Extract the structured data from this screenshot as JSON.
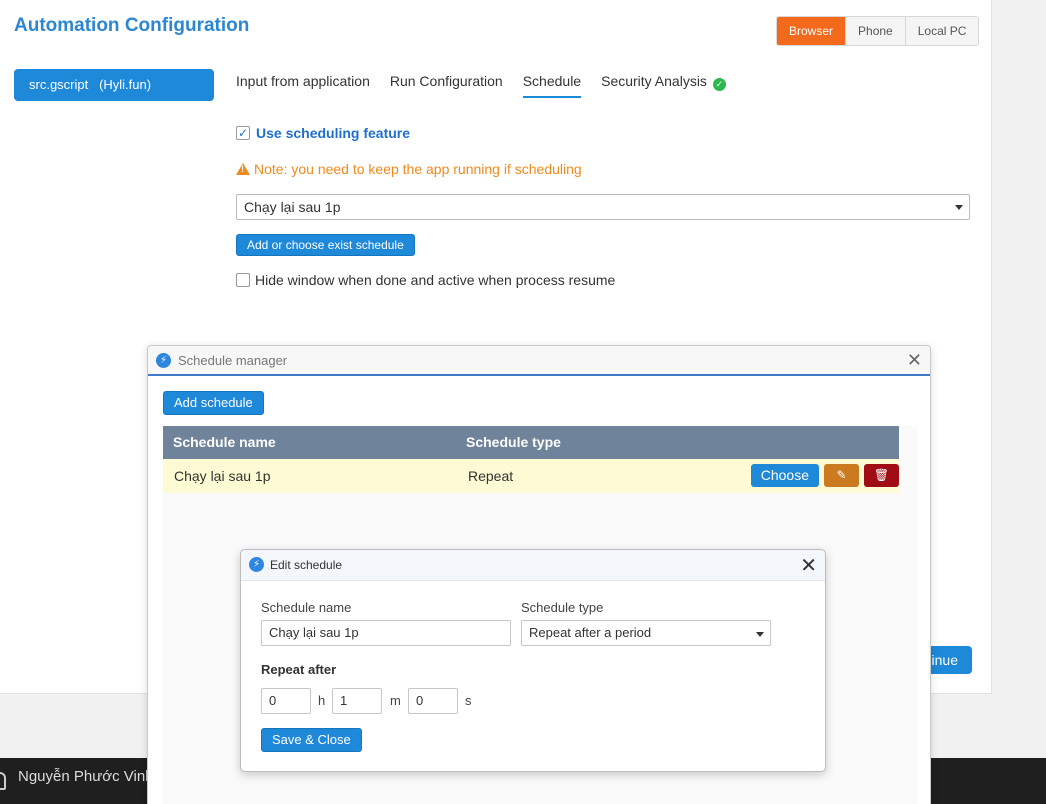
{
  "app": {
    "title": "Automation Configuration",
    "script_button": "src.gscript   (Hyli.fun)"
  },
  "platforms": [
    {
      "label": "Browser",
      "active": true
    },
    {
      "label": "Phone",
      "active": false
    },
    {
      "label": "Local PC",
      "active": false
    }
  ],
  "tabs": [
    {
      "label": "Input from application",
      "active": false
    },
    {
      "label": "Run Configuration",
      "active": false
    },
    {
      "label": "Schedule",
      "active": true
    },
    {
      "label": "Security Analysis",
      "active": false,
      "status_icon": "check-circle-icon"
    }
  ],
  "schedule_tab": {
    "use_scheduling_label": "Use scheduling feature",
    "use_scheduling_checked": true,
    "note": "Note: you need to keep the app running if scheduling",
    "selected_schedule": "Chạy lại sau 1p",
    "add_choose_button": "Add or choose exist schedule",
    "hide_window_label": "Hide window when done and active when process resume",
    "hide_window_checked": false,
    "continue_button": "inue"
  },
  "schedule_manager": {
    "title": "Schedule manager",
    "add_button": "Add schedule",
    "columns": [
      "Schedule name",
      "Schedule type"
    ],
    "rows": [
      {
        "name": "Chạy lại sau 1p",
        "type": "Repeat",
        "choose_label": "Choose"
      }
    ]
  },
  "edit_schedule": {
    "title": "Edit schedule",
    "name_label": "Schedule name",
    "name_value": "Chạy lại sau 1p",
    "type_label": "Schedule type",
    "type_value": "Repeat after a period",
    "repeat_after_label": "Repeat after",
    "hours": "0",
    "hours_unit": "h",
    "minutes": "1",
    "minutes_unit": "m",
    "seconds": "0",
    "seconds_unit": "s",
    "save_button": "Save & Close"
  },
  "taskbar": {
    "user_name": "Nguyễn Phước Vinh"
  },
  "colors": {
    "accent": "#1e88d9",
    "browser_active": "#f36a1c",
    "warning": "#f08a1c",
    "row_highlight": "#fcfbd3",
    "table_header": "#6f839b"
  }
}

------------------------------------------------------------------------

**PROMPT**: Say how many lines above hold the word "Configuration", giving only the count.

**RESULT OF THE EXERCISE**: 2